*Task statement:*
Please copy each line of the records below that holds the word "screenshot".

(Extracted records)
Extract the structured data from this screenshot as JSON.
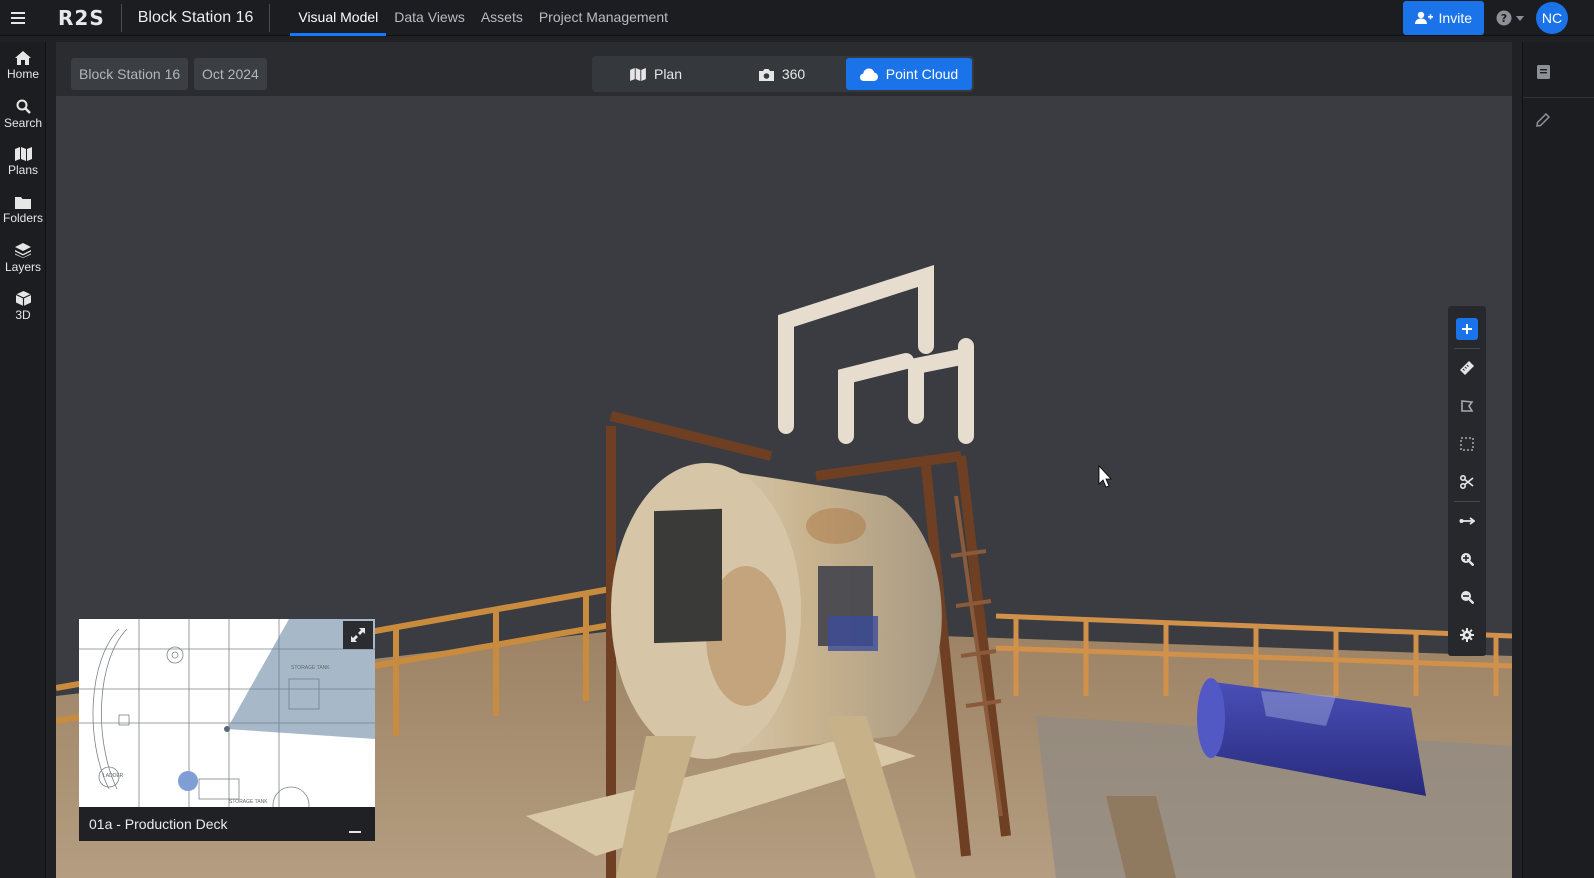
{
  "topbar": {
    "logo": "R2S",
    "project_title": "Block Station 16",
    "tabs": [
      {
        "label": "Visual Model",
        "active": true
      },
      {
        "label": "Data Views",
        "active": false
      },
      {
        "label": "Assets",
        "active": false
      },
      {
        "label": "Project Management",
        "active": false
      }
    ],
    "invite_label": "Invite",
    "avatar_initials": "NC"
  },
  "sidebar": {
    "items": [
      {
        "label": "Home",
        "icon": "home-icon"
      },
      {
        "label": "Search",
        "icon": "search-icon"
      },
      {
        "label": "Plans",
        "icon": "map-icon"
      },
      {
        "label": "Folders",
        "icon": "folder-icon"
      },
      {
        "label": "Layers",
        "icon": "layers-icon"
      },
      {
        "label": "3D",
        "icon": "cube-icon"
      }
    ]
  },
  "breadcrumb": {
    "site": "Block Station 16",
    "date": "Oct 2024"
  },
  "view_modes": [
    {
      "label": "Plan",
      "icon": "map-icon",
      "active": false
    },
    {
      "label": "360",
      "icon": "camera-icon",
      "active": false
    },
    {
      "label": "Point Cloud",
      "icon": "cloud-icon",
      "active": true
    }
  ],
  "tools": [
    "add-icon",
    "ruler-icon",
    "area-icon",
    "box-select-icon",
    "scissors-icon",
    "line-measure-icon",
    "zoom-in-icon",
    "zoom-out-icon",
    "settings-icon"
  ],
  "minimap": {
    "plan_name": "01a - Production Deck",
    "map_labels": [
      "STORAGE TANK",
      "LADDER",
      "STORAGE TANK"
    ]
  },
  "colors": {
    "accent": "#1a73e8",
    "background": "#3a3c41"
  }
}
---
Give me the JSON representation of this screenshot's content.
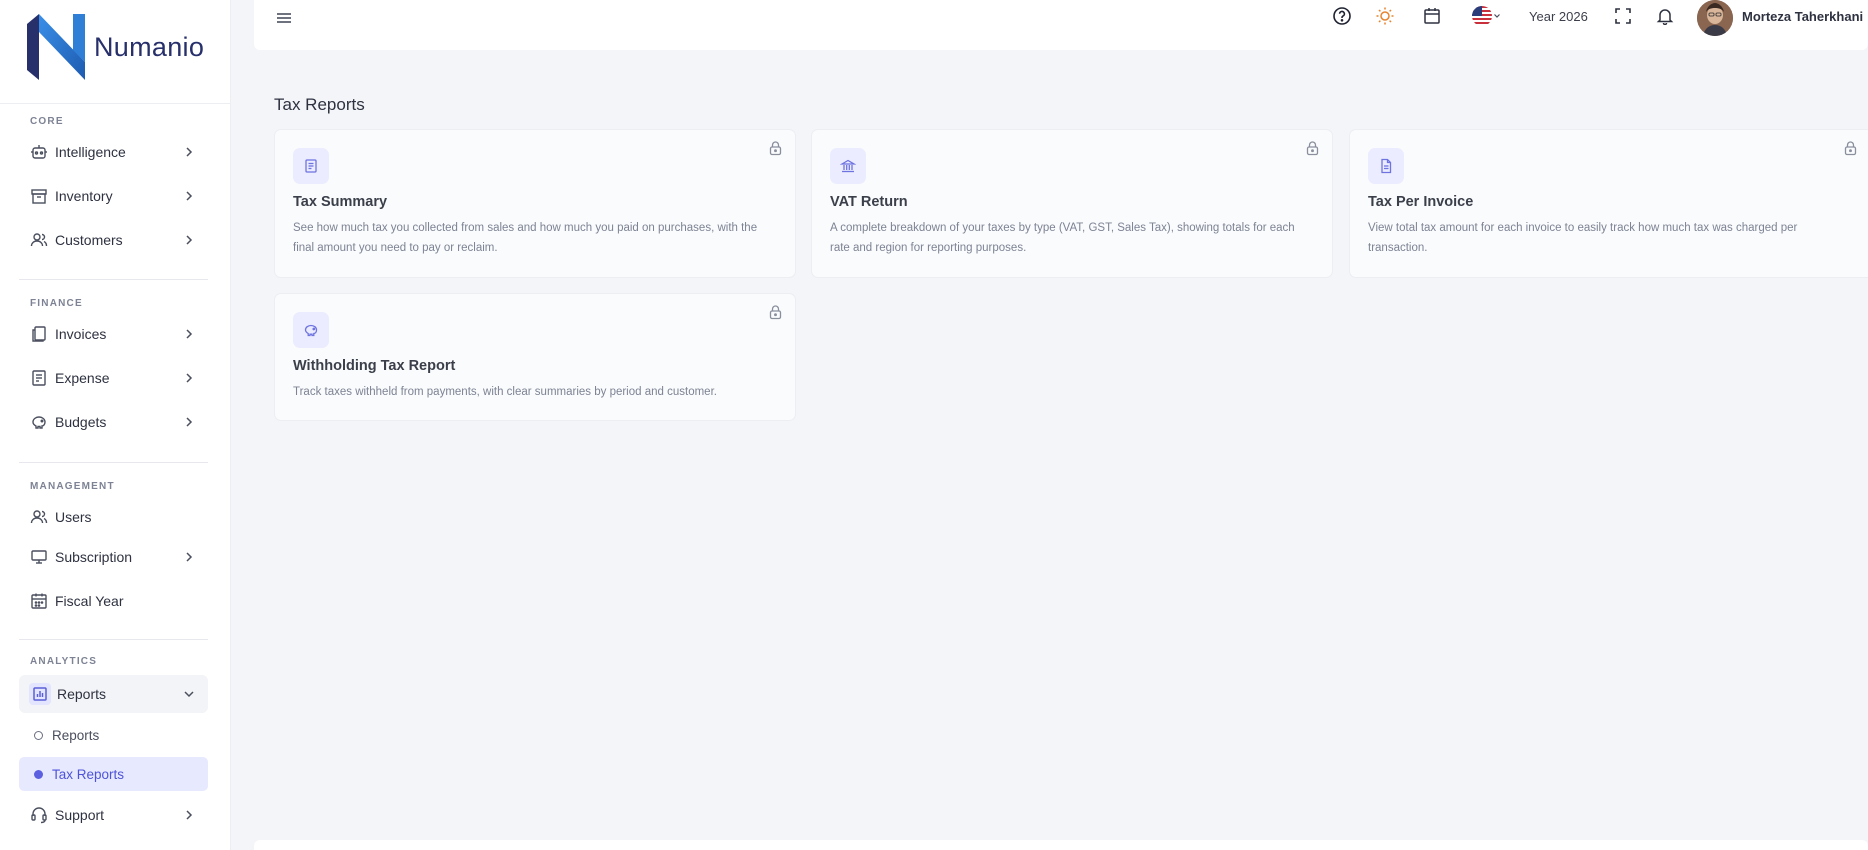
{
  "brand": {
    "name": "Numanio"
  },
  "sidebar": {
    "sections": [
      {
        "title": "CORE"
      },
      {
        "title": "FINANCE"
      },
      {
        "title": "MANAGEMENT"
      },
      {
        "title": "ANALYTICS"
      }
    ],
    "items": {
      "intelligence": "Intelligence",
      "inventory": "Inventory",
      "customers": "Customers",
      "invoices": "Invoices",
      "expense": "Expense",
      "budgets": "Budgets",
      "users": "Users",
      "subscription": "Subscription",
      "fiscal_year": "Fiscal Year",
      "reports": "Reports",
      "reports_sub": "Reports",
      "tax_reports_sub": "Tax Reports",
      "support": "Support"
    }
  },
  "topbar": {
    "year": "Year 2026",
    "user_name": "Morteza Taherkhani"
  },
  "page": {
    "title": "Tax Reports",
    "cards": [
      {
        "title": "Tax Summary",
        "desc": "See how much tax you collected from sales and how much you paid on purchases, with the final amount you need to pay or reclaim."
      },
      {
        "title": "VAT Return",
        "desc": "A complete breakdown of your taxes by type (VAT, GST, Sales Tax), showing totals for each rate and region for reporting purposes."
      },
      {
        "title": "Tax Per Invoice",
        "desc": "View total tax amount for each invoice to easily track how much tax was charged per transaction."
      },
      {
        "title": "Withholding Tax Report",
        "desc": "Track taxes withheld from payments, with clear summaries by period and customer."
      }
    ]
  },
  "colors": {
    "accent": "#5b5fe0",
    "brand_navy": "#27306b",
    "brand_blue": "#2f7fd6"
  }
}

*Final answer:*
Extract the structured data from this screenshot as JSON.
Give me the JSON representation of this screenshot's content.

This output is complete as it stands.